My take is it's both, jdtm. When I was young, travel and communication were both very different. We didn't all even have phones and they were costly. The depression figured into everything we did and didn't do. For those reasons, holiday get to-gethers were much anticipated occasions. That's the only time we saw our relatives. It was a really big deal. I don't think things are worse now or better...just different. There are pluses and minuses, course. What we do to be true to our own need for a sense of peace and joy may be different for each one of us. I have opted for one-on-ones since gatherings no longer bring me a sense of real connection. Hugs...
Be kind whenever possible. It is always possible. Dalai Lama


jdtm  i find it very hard also to see how things change.  growing up, the holidays were always with family.  big meal, dressing up, easter baskets and egg hunts.  such a fun day!
now my adult kids aren't interested in the same - i just don't understand.  my grandkids won't have that anticipation for new outfits, basket surprises.  it is sad in my opinion.  but i am cooking the meal for my hubs and me.  if they come and participate it will be great!  we were told at christmas that they would not be coming and by the day before, plans had changed and my house was full!
you never know what life brings.  i've decided to do what makes me happy and go from there.  hope whatever you do brings you joy!


So far this year the only one eager for an Easter celebration is our dear disabled adult daughter who is still interested in Easter baskets and the whole hoopla. I'm guessing DS/DIL will spend time w/DIL's FOO because there are young children there who will be hunting eggs, dressing up, etc. We will not be invited, so I will make things a little festive here for DDD, DH & myself. If DS/DIL make the drive after they visit the other family, they will be welcomed. So far no word from them.

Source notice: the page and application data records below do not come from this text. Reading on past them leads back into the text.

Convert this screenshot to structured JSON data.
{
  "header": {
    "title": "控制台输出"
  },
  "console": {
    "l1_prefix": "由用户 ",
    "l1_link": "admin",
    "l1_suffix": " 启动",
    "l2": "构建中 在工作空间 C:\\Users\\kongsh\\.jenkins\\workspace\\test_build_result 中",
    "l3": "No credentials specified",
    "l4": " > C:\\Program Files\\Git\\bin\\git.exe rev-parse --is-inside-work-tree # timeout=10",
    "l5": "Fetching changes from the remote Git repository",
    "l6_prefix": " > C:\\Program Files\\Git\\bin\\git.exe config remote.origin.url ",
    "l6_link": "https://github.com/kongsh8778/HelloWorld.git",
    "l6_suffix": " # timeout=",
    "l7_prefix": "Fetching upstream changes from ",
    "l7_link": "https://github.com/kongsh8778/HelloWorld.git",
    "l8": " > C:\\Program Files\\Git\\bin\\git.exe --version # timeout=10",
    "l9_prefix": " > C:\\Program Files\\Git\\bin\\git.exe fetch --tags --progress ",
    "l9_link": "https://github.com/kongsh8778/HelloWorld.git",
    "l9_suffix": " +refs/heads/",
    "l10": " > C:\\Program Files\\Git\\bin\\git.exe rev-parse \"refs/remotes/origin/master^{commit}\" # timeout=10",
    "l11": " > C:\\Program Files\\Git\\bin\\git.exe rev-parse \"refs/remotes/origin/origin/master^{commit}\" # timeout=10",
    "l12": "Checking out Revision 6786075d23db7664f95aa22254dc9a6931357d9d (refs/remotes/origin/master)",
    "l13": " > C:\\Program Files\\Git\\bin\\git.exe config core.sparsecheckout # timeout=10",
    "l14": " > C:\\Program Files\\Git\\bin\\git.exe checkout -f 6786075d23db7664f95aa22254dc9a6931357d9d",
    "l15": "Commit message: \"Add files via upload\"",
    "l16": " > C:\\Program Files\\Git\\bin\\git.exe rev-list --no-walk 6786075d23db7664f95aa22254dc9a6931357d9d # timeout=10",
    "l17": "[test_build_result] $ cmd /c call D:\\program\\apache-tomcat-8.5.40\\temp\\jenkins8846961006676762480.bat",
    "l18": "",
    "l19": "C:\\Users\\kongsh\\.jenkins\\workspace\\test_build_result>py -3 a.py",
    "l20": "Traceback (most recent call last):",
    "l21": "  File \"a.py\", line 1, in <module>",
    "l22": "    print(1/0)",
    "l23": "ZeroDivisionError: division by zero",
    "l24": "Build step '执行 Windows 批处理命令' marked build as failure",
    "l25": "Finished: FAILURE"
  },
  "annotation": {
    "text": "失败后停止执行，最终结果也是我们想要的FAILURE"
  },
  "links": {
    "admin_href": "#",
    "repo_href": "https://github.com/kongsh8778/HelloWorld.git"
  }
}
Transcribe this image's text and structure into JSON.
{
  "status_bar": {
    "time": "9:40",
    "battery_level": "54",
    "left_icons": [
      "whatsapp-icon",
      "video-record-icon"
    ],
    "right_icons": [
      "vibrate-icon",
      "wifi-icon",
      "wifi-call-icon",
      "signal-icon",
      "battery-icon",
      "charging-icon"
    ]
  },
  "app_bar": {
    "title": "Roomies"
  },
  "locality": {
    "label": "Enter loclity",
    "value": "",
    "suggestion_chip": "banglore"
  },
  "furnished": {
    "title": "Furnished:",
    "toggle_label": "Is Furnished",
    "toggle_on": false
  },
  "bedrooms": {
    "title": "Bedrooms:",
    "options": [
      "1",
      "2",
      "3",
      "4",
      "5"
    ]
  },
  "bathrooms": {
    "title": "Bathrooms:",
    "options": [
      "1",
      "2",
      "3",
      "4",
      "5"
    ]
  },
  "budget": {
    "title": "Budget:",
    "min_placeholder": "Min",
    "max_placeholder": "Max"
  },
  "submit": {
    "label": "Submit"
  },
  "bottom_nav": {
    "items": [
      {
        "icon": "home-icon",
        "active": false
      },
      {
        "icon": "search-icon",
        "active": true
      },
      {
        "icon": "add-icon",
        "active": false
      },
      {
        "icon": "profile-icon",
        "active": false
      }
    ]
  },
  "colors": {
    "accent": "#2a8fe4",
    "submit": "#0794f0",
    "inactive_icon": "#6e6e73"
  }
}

Re hosting/entertaining, I was raised to make guests feel special and welcomed to my home, even "drop-ins." I'm finding that DS & DIL don't go out of their way to make us feel welcomed at their home when we're invited. Perhaps it's the way young people are these days, but I always loved creating ambience, ironing the linens, making a centerpiece, planning the menu, etc. even on a strict budget (not an issue w/DS/DIL.) I take everyone's dietary needs/preferences into consideration, but DS/DIL mostly leave it up to us to bring what we need. It's very odd to me, but that's the way it is.

I too miss the special gatherings of my youth, but I'm so grateful my parents and others made the effort. I know how much work was involved to create a magical day!

Respect ... is appreciation of the separateness of the other person, of the ways in which he or she is unique.
-- Annie Gottlieb